Demonstrators gather in front of the Supreme Court to oppose a citizenship question being added to the 2020 Census. Photo by Casey Atkins/Campaign Legal Center.

On June 27, 2019, the U.S. Supreme Court upheld a January 15 opinion by U.S. District Judge Jesse Furman finding that Secretary Ross lied about his reasons for adding the citizenship question to the 2020 Census. 

The Court held that there was a “strong showing of bad faith or improper behavior” by the Administration, justifying a closer look at its motives. The Court could “not ignore the disconnect between the decision made and the explanation given” and held that “agencies must pursue their goals reasonably.” Secretary Ross did not do that here. 

The Court has remanded the case for further proceedings. 

Unless the Secretary can provide a truthful and legitimate rationale for the question—which he cannot—the question will not be permitted. Based on the government’s deadline of July 1 for printing, it seems unlikely it can proffer a newly minted explanation that can pass muster. 

CLC applauds the U.S. Supreme Court for stopping the citizenship question in its tracks. 

An addition of the Census question would have chilled minority participation in the 2020 Census and made it less accurate. For now, the quality of the census is protected from the hasty addition of a politically-motivated question. 

It is of the utmost importance that the census reflects all communities living in the country.

In October 2018, CLC obtained documents through a Freedom of Information Act request that demonstrated that Commerce Secretary Wilbur Ross approached the Department of Justice (DOJ) and asked them to formally request that the 2020 census include a question about citizenship. Despite initial resistance, DOJ complied, but only after Secretary Ross sought the intervention of then-Attorney General Jeff Sessions.

CLC, along with more than 130 civil rights organizations, signed onto an amicus brief supporting the plaintiffs at the U.S. Supreme Court, arguing not only that the citizenship question was unnecessary, but that it would also severely undermine efforts to enforce the Voting Rights Act (VRA) and cause substantial harm to the communities VRA is designed to protect.
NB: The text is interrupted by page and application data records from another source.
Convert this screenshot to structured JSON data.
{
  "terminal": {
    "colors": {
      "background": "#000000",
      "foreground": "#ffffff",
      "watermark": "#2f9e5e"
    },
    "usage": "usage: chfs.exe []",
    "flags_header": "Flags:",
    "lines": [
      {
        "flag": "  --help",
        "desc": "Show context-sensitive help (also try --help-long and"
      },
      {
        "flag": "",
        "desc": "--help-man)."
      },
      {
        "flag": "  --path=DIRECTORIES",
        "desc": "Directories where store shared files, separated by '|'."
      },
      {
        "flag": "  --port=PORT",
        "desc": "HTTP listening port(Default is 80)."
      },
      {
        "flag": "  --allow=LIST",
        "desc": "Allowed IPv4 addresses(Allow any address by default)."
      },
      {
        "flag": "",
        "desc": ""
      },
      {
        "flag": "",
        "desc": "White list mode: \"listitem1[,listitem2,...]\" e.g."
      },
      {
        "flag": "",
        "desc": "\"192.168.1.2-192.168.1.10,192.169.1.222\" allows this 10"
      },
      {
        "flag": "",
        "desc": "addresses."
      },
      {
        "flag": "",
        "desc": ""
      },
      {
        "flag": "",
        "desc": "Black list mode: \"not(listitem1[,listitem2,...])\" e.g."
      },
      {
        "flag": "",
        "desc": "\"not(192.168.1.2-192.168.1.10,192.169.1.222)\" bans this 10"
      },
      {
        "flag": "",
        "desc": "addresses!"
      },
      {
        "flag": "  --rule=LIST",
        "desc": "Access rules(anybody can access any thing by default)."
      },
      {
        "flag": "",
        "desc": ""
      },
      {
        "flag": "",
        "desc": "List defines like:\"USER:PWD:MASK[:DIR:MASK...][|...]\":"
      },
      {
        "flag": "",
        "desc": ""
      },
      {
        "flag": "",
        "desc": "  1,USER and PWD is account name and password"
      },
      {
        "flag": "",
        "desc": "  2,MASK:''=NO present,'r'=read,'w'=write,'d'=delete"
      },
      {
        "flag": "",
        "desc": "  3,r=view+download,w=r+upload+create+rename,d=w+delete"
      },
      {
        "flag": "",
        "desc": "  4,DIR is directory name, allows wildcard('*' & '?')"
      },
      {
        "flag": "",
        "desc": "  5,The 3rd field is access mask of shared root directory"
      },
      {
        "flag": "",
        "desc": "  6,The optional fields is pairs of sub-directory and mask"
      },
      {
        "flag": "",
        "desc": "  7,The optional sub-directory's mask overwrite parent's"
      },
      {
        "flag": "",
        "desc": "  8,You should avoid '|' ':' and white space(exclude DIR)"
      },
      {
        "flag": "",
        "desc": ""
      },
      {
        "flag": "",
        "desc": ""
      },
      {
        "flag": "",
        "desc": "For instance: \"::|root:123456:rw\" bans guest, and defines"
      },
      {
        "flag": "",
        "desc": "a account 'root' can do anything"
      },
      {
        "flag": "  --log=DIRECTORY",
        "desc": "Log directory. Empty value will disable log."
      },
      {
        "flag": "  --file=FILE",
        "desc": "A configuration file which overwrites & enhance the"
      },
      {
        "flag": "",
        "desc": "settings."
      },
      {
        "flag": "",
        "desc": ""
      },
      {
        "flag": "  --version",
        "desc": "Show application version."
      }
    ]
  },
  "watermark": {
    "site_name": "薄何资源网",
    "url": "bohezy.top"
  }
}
Read about the actions CLC has taken to oppose the citizenship question.

This post was written by Aaron Carrell, a 2019 CLC Hinckley intern, and student at the University of Utah.